Illustration: Annelise Capossela/Axios

A new report from the U.S. Department of Labor ranks China as the top country of origin for goods produced through forced labor.

The big picture: China has long utilized prison labor, but new coerced labor schemes targeting Uighurs and other ethnic minorities now taint numerous industries in China.

Details: The Department of Labor's annual report lists the products and their countries of origin that have been traced back to forced labor and child labor.

  • In this year's report, a total of 17 Chinese goods made the list, including artificial flowers, Christmas decorations, clothes, shoes, fireworks, and products made with human hair.

Between the lines: U.S. law prohibits the importation of products made through forced labor. By labeling these categories of products as tainted by forced labor, the U.S. government is indicating it will be scrutinizing supply chains for links to factories that employ unfree labor.

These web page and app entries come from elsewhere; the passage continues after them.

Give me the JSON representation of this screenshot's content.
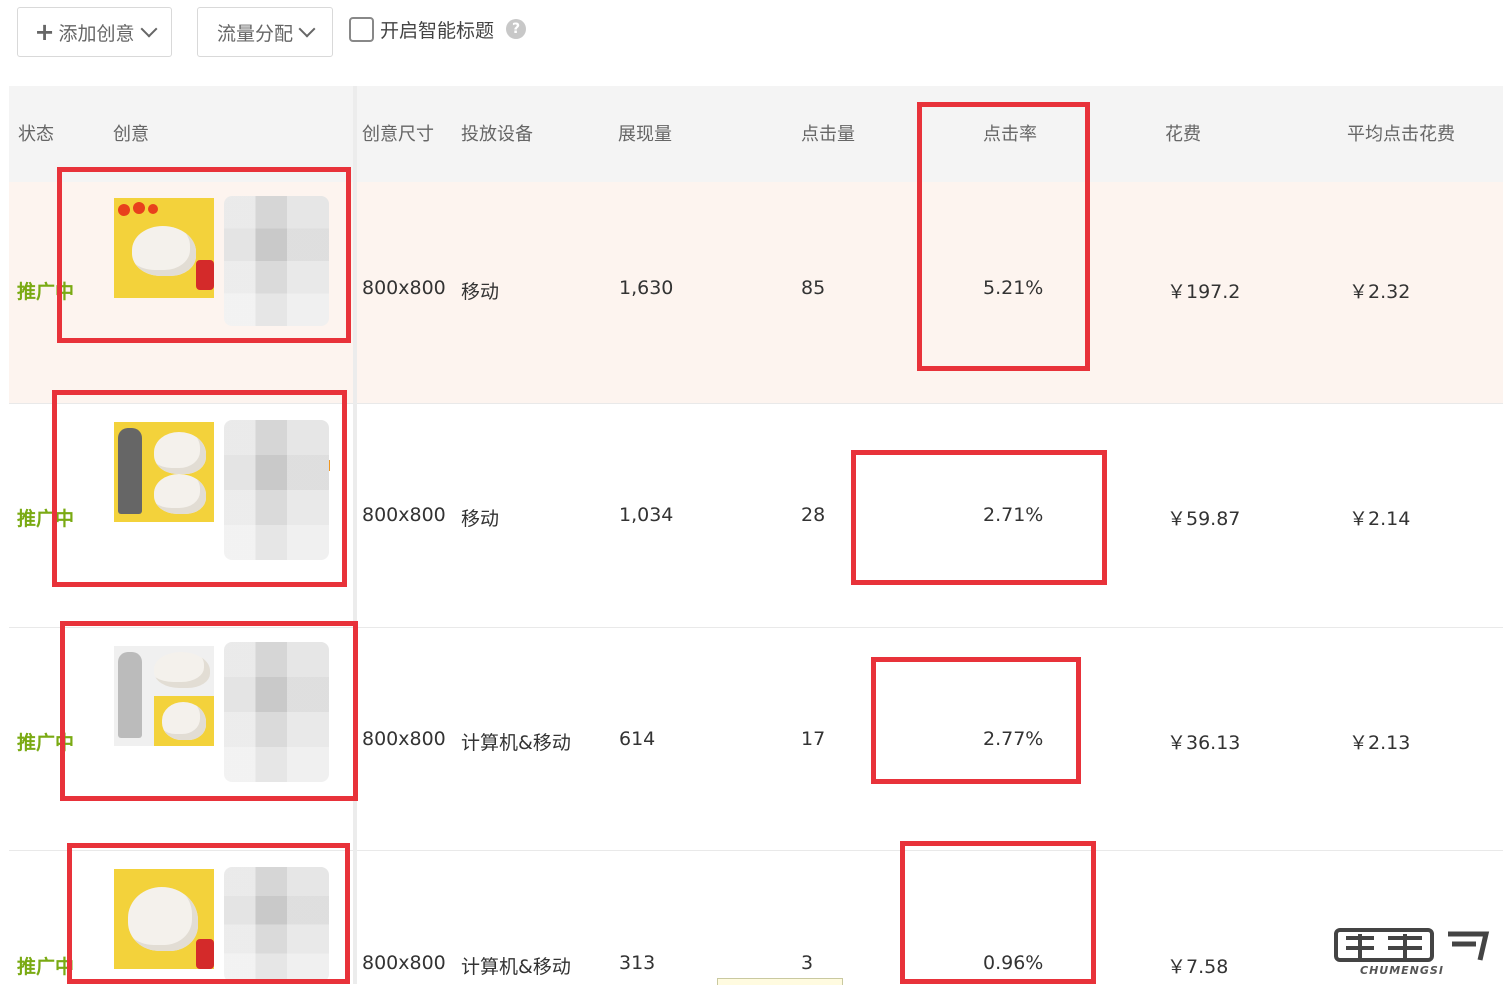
{
  "toolbar": {
    "add_creative": "添加创意",
    "traffic_split": "流量分配",
    "smart_title": "开启智能标题",
    "help": "?"
  },
  "columns": {
    "status": "状态",
    "creative": "创意",
    "size": "创意尺寸",
    "device": "投放设备",
    "impressions": "展现量",
    "clicks": "点击量",
    "ctr": "点击率",
    "cost": "花费",
    "avg_cpc": "平均点击花费"
  },
  "rows": [
    {
      "status": "推广中",
      "size": "800x800",
      "device": "移动",
      "impressions": "1,630",
      "clicks": "85",
      "ctr": "5.21%",
      "cost": "￥197.2",
      "avg_cpc": "￥2.32"
    },
    {
      "status": "推广中",
      "size": "800x800",
      "device": "移动",
      "impressions": "1,034",
      "clicks": "28",
      "ctr": "2.71%",
      "cost": "￥59.87",
      "avg_cpc": "￥2.14"
    },
    {
      "status": "推广中",
      "size": "800x800",
      "device": "计算机&移动",
      "impressions": "614",
      "clicks": "17",
      "ctr": "2.77%",
      "cost": "￥36.13",
      "avg_cpc": "￥2.13"
    },
    {
      "status": "推广中",
      "size": "800x800",
      "device": "计算机&移动",
      "impressions": "313",
      "clicks": "3",
      "ctr": "0.96%",
      "cost": "￥7.58",
      "avg_cpc": ""
    }
  ],
  "colors": {
    "status": "#7aaa13",
    "highlight_box": "#e8323a",
    "action_icon": "#f0961e",
    "row_highlight": "#fdf4ef"
  },
  "watermark": {
    "brand": "CHUMENGSI"
  },
  "icons": [
    "plus-icon",
    "chevron-down-icon",
    "help-icon",
    "edit-icon",
    "delete-icon",
    "preview-icon"
  ]
}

Go deeper

Ben Geman, author of Generate
Oct 20, 2020 - Energy & Environment

The U.S.-China climate rupture

Illustration: Sarah Grillo/Axios

Well that, as Ron Burgundy would say, escalated quickly. China's foreign ministry is accusing the Trump administration of "major retrogression" on climate and being an environmental "troublemaker."

Why it matters: China's unusual statement Monday widens the rupture between the world's largest carbon emitters as global climate efforts are flagging and the pandemic's effect on emissions is too small to be consequential in the long term.

Amy Harder, author of Generate
5 hours ago - Energy & Environment

Climate change goes mainstream in presidential debate

Photo illustration: Aïda Amer/Axios. Photo: Olivier Douliery-Pool/Getty

The most notable part of Thursday’s presidential debate on climate change was the fact it was included as a topic and assumed as a fact.

The big picture: This is the first time in U.S. presidential history that climate change was a featured issue at a debate. It signals how the problem has become part of the fabric of our society. More extreme weather, like the wildfires ravaging Colorado, is pushing the topic to the front-burner.

Finally, a real debate

Photo: Morry Gash/AP

A more disciplined President Trump held back from the rowdy interruptions at tonight's debate in Nashville, while making some assertions so outlandish that Joe Biden chuckled and even closed his eyes. A Trump campaign adviser told Axios: "He finally listened." 

The result: A real debate.